Work required. Return all of the following entries as written, but without the images.

Dataset rows for apps and sites.
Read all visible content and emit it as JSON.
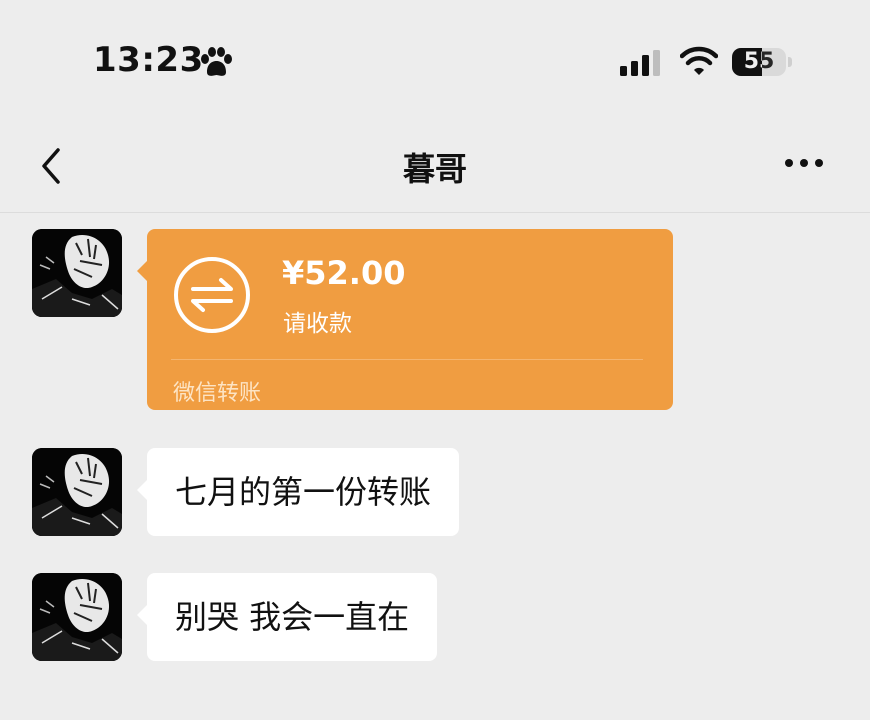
{
  "status_bar": {
    "time": "13:23",
    "battery_level": "55",
    "icons": [
      "paw-icon",
      "signal-icon",
      "wifi-icon",
      "battery-icon"
    ]
  },
  "nav": {
    "title": "暮哥",
    "back_icon": "chevron-left-icon",
    "more_icon": "more-dots-icon"
  },
  "messages": [
    {
      "type": "transfer",
      "amount": "¥52.00",
      "status": "请收款",
      "footer": "微信转账",
      "color": "#f09d41"
    },
    {
      "type": "text",
      "text": "七月的第一份转账"
    },
    {
      "type": "text",
      "text": "别哭 我会一直在"
    }
  ],
  "colors": {
    "background": "#ededed",
    "bubble": "#ffffff",
    "transfer": "#f09d41"
  }
}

The answer.
Read all visible content and emit it as JSON.
{
  "status_bar": {
    "time": "13:23",
    "battery_level": "55",
    "icons": [
      "paw-icon",
      "signal-icon",
      "wifi-icon",
      "battery-icon"
    ]
  },
  "nav": {
    "title": "暮哥",
    "back_icon": "chevron-left-icon",
    "more_icon": "more-dots-icon"
  },
  "messages": [
    {
      "type": "transfer",
      "amount": "¥52.00",
      "status": "请收款",
      "footer": "微信转账",
      "color": "#f09d41"
    },
    {
      "type": "text",
      "text": "七月的第一份转账"
    },
    {
      "type": "text",
      "text": "别哭 我会一直在"
    }
  ],
  "colors": {
    "background": "#ededed",
    "bubble": "#ffffff",
    "transfer": "#f09d41"
  }
}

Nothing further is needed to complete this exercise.